It was the striking picture of Mao Tse-Tung–with ‘slashes’ of black paint across his face–that caught my eye as I was perusing the CS Monitor this morning. And I was pleasantly surprised to discover that the image is actually from the cover of the latest book by Denise Chong, from my hometown of Vancouver.
Chong, an economist working for the Canadian government, changed careers in the 1980s and ended up an award-winning writer. She is also the author of The Girl in the Picture (2000), a biographical and historical account of Kim Phuc, the young girl whose screaming and naked image taken during the Vietnam War is still known around the world.
Chong’s much anticipated latest book is Egg on Mao: The Story of an Ordinary Man Who Defaced an Icon and Unmasked a Dictatorship, and it has already been getting some good reviews.
The Montreal Gazette calls the book a ‘gem,’ saying, ‘While telling this highly charged political story, Chong never loses sight of the human factor, nor of the toll that an authoritarian society takes on the individual.’ Meanwhile, the Quill and Quire also praises the book, noting: ‘Chong is a masterful storyteller. . . .Egg on Mao is a lovely and fascinating look at not only China, but also the power of friendship and human decency.’
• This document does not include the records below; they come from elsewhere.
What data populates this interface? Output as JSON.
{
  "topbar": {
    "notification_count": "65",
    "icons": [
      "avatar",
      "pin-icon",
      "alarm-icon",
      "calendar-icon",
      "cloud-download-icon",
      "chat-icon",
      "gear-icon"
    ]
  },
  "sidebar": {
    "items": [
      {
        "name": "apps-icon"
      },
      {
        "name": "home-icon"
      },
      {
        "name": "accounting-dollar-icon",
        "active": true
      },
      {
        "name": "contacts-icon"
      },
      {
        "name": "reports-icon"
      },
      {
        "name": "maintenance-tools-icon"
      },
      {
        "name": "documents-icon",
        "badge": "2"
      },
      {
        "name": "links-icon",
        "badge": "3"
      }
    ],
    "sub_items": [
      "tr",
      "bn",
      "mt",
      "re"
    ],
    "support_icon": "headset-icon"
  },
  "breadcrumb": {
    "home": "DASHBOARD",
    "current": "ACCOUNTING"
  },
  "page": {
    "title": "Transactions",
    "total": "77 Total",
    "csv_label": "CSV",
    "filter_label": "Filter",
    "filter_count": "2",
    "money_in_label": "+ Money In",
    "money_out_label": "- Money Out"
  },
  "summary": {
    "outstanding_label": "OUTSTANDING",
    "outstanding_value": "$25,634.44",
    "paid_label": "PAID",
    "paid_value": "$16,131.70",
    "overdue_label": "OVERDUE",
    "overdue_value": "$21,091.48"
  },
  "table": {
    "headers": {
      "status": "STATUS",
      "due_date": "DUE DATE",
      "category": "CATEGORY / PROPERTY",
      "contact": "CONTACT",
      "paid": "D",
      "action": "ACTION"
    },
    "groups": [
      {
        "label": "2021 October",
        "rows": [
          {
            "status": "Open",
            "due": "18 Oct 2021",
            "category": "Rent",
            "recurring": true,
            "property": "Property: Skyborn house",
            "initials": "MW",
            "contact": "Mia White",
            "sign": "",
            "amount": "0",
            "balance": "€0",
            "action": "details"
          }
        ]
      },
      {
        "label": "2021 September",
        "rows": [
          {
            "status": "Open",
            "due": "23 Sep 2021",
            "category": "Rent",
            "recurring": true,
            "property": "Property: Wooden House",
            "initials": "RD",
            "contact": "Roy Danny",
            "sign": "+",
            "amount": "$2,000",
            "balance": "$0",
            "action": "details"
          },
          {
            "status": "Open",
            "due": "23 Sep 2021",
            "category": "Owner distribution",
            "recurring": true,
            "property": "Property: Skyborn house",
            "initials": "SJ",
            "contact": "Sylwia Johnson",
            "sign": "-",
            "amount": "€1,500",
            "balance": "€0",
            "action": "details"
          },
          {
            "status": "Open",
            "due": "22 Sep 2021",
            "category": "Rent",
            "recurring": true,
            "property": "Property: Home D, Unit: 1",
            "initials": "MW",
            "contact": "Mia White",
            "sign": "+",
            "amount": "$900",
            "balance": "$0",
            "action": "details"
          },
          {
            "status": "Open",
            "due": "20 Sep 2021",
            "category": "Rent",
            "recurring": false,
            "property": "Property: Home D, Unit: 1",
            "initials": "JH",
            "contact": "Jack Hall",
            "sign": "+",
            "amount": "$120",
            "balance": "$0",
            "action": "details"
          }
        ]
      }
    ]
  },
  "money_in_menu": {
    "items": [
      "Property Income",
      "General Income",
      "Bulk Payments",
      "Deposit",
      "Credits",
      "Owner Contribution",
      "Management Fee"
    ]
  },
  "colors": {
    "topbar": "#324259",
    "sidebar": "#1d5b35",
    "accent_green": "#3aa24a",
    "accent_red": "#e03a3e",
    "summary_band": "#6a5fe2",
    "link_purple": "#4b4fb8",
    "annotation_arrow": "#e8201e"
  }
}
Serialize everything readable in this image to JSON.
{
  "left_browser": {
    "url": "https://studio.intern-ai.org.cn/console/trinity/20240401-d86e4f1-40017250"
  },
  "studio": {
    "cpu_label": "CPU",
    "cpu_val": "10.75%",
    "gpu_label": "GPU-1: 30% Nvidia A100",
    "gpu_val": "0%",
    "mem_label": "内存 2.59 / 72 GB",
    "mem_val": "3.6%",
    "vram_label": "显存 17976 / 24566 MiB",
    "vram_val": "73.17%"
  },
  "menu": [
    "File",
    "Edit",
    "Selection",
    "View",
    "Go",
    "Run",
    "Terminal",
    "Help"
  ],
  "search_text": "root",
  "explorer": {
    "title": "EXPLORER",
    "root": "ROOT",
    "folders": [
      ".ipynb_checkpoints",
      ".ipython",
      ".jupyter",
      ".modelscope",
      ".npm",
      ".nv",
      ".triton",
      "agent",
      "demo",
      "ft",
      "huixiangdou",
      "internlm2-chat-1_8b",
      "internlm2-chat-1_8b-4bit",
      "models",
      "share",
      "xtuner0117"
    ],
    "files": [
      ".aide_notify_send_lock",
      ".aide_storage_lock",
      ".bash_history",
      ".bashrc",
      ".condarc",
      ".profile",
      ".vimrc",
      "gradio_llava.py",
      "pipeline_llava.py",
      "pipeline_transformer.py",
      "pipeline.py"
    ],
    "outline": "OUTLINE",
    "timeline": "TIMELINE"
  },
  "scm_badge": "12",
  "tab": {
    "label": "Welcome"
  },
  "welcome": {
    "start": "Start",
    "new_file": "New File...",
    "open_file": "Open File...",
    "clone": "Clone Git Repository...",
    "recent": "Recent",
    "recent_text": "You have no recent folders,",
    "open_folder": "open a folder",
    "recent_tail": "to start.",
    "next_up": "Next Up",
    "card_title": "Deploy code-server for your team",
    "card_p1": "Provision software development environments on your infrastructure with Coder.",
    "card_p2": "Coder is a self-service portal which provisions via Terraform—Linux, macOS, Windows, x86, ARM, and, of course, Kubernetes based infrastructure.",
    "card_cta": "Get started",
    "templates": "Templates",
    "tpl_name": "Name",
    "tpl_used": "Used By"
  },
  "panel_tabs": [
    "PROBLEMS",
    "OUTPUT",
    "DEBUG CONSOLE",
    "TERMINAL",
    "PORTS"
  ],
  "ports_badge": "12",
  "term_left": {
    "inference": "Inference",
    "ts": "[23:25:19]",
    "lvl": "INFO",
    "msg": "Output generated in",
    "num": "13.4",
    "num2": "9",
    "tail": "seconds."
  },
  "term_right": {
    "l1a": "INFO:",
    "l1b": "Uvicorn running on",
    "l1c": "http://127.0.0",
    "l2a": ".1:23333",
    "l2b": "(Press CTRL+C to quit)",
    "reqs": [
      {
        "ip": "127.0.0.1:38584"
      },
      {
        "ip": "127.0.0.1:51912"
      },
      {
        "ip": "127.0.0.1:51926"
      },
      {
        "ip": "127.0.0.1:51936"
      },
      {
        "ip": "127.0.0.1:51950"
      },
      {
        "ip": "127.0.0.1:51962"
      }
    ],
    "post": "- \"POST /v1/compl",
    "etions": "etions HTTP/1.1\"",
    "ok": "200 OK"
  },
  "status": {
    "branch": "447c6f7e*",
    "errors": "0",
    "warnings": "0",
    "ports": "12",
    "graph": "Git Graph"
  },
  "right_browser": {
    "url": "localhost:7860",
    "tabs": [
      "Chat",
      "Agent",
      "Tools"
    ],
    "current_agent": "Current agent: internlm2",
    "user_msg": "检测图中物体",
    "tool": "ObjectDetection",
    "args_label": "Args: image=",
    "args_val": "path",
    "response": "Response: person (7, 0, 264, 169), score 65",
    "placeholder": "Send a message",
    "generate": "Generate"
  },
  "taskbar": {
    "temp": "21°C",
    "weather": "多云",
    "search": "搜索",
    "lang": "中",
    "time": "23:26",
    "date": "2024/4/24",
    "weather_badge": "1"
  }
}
Egg on Mao is, like The Girl in the Picture, a historical and biographical tale centered on Lu Decheng, a rural bus mechanic who in 1989, along with two friends, infamously defamed a portrait of Mao Tse-tung in Tiananmen Square with paint-filled eggs. The Canadian Newswire describes the account as an exploration of ‘whether repression and imprisonment, or even time itself, can douse the flame of desire for human rights.’